** Opening Given entries block **

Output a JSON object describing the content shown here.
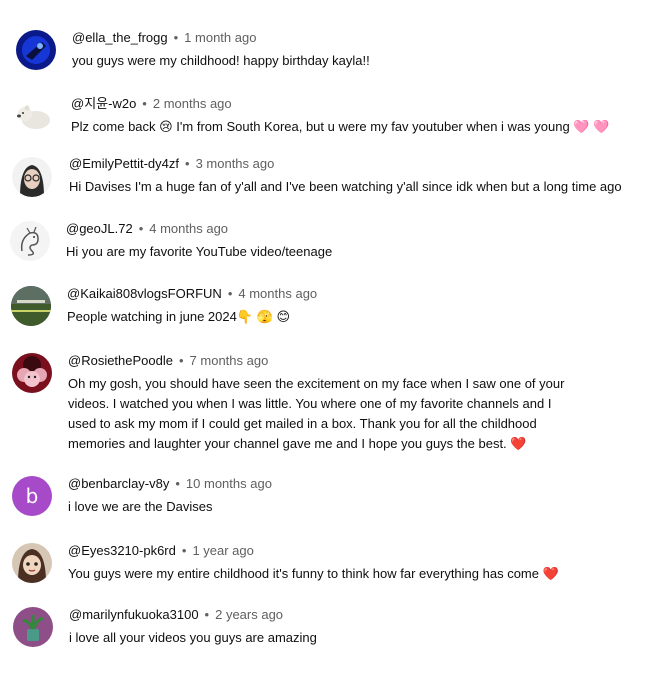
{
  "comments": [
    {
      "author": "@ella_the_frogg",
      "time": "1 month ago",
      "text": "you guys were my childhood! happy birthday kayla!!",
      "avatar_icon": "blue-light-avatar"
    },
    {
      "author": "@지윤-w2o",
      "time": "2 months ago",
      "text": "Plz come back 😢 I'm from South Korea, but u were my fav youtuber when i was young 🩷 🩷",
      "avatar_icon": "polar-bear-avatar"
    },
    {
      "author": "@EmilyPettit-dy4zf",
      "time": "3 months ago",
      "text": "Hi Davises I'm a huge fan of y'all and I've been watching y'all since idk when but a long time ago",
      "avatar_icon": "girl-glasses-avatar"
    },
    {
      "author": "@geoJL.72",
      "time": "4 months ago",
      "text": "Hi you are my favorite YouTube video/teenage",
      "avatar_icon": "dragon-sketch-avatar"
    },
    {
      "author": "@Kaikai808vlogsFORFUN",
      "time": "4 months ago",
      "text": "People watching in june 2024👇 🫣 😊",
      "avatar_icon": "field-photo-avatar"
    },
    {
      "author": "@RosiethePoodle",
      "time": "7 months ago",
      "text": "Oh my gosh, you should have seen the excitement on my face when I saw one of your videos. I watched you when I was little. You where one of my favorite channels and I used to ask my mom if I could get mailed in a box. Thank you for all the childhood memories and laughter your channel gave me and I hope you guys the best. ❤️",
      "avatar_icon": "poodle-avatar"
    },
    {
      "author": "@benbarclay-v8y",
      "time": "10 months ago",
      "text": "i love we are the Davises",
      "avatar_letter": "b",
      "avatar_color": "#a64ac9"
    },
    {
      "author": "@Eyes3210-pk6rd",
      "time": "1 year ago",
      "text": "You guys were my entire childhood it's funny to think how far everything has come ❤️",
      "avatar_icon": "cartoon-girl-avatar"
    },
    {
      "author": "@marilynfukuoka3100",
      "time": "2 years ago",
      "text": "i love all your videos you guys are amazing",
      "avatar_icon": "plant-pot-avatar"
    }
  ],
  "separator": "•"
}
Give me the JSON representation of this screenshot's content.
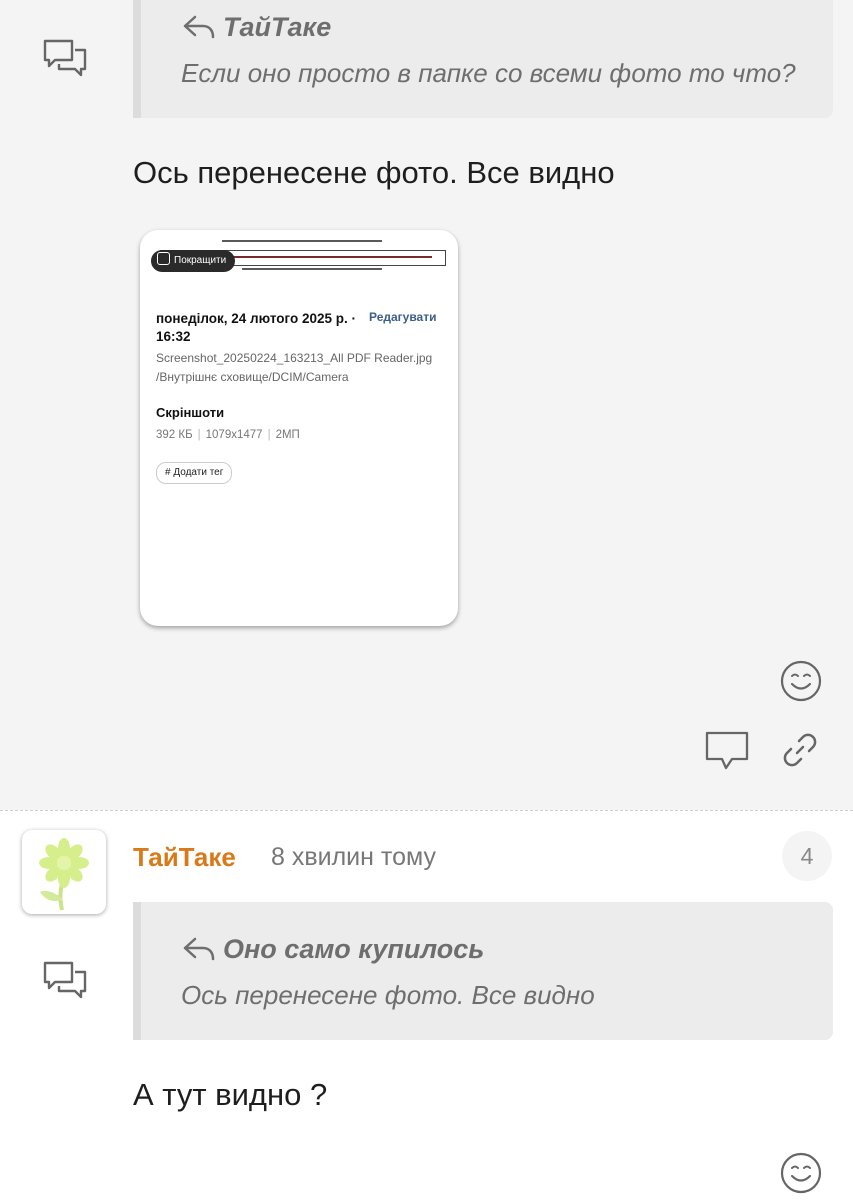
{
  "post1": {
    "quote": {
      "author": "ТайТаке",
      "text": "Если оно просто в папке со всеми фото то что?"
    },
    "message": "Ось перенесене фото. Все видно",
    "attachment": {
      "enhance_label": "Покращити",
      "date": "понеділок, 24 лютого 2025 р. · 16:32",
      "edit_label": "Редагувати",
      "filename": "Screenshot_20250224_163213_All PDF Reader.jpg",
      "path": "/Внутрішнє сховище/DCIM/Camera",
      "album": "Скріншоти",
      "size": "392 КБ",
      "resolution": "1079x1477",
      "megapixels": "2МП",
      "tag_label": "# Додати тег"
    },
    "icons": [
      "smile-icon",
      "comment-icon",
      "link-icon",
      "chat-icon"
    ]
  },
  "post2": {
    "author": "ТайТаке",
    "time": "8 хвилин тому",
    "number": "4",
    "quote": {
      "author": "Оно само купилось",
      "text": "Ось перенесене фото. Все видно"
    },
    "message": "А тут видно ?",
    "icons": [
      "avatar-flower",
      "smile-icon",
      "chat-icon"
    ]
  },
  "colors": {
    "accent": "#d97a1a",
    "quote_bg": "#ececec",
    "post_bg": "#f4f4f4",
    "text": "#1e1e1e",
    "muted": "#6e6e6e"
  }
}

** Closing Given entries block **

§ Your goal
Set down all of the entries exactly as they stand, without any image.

§ Reply
Output a JSON object describing the content shown here.
{
  "comments": [
    {
      "author": "@ella_the_frogg",
      "time": "1 month ago",
      "text": "you guys were my childhood! happy birthday kayla!!",
      "avatar_icon": "blue-light-avatar"
    },
    {
      "author": "@지윤-w2o",
      "time": "2 months ago",
      "text": "Plz come back 😢 I'm from South Korea, but u were my fav youtuber when i was young 🩷 🩷",
      "avatar_icon": "polar-bear-avatar"
    },
    {
      "author": "@EmilyPettit-dy4zf",
      "time": "3 months ago",
      "text": "Hi Davises I'm a huge fan of y'all and I've been watching y'all since idk when but a long time ago",
      "avatar_icon": "girl-glasses-avatar"
    },
    {
      "author": "@geoJL.72",
      "time": "4 months ago",
      "text": "Hi you are my favorite YouTube video/teenage",
      "avatar_icon": "dragon-sketch-avatar"
    },
    {
      "author": "@Kaikai808vlogsFORFUN",
      "time": "4 months ago",
      "text": "People watching in june 2024👇 🫣 😊",
      "avatar_icon": "field-photo-avatar"
    },
    {
      "author": "@RosiethePoodle",
      "time": "7 months ago",
      "text": "Oh my gosh, you should have seen the excitement on my face when I saw one of your videos. I watched you when I was little. You where one of my favorite channels and I used to ask my mom if I could get mailed in a box. Thank you for all the childhood memories and laughter your channel gave me and I hope you guys the best. ❤️",
      "avatar_icon": "poodle-avatar"
    },
    {
      "author": "@benbarclay-v8y",
      "time": "10 months ago",
      "text": "i love we are the Davises",
      "avatar_letter": "b",
      "avatar_color": "#a64ac9"
    },
    {
      "author": "@Eyes3210-pk6rd",
      "time": "1 year ago",
      "text": "You guys were my entire childhood it's funny to think how far everything has come ❤️",
      "avatar_icon": "cartoon-girl-avatar"
    },
    {
      "author": "@marilynfukuoka3100",
      "time": "2 years ago",
      "text": "i love all your videos you guys are amazing",
      "avatar_icon": "plant-pot-avatar"
    }
  ],
  "separator": "•"
}
Give me the JSON representation of this screenshot's content.
{
  "post1": {
    "quote": {
      "author": "ТайТаке",
      "text": "Если оно просто в папке со всеми фото то что?"
    },
    "message": "Ось перенесене фото. Все видно",
    "attachment": {
      "enhance_label": "Покращити",
      "date": "понеділок, 24 лютого 2025 р. · 16:32",
      "edit_label": "Редагувати",
      "filename": "Screenshot_20250224_163213_All PDF Reader.jpg",
      "path": "/Внутрішнє сховище/DCIM/Camera",
      "album": "Скріншоти",
      "size": "392 КБ",
      "resolution": "1079x1477",
      "megapixels": "2МП",
      "tag_label": "# Додати тег"
    },
    "icons": [
      "smile-icon",
      "comment-icon",
      "link-icon",
      "chat-icon"
    ]
  },
  "post2": {
    "author": "ТайТаке",
    "time": "8 хвилин тому",
    "number": "4",
    "quote": {
      "author": "Оно само купилось",
      "text": "Ось перенесене фото. Все видно"
    },
    "message": "А тут видно ?",
    "icons": [
      "avatar-flower",
      "smile-icon",
      "chat-icon"
    ]
  },
  "colors": {
    "accent": "#d97a1a",
    "quote_bg": "#ececec",
    "post_bg": "#f4f4f4",
    "text": "#1e1e1e",
    "muted": "#6e6e6e"
  }
}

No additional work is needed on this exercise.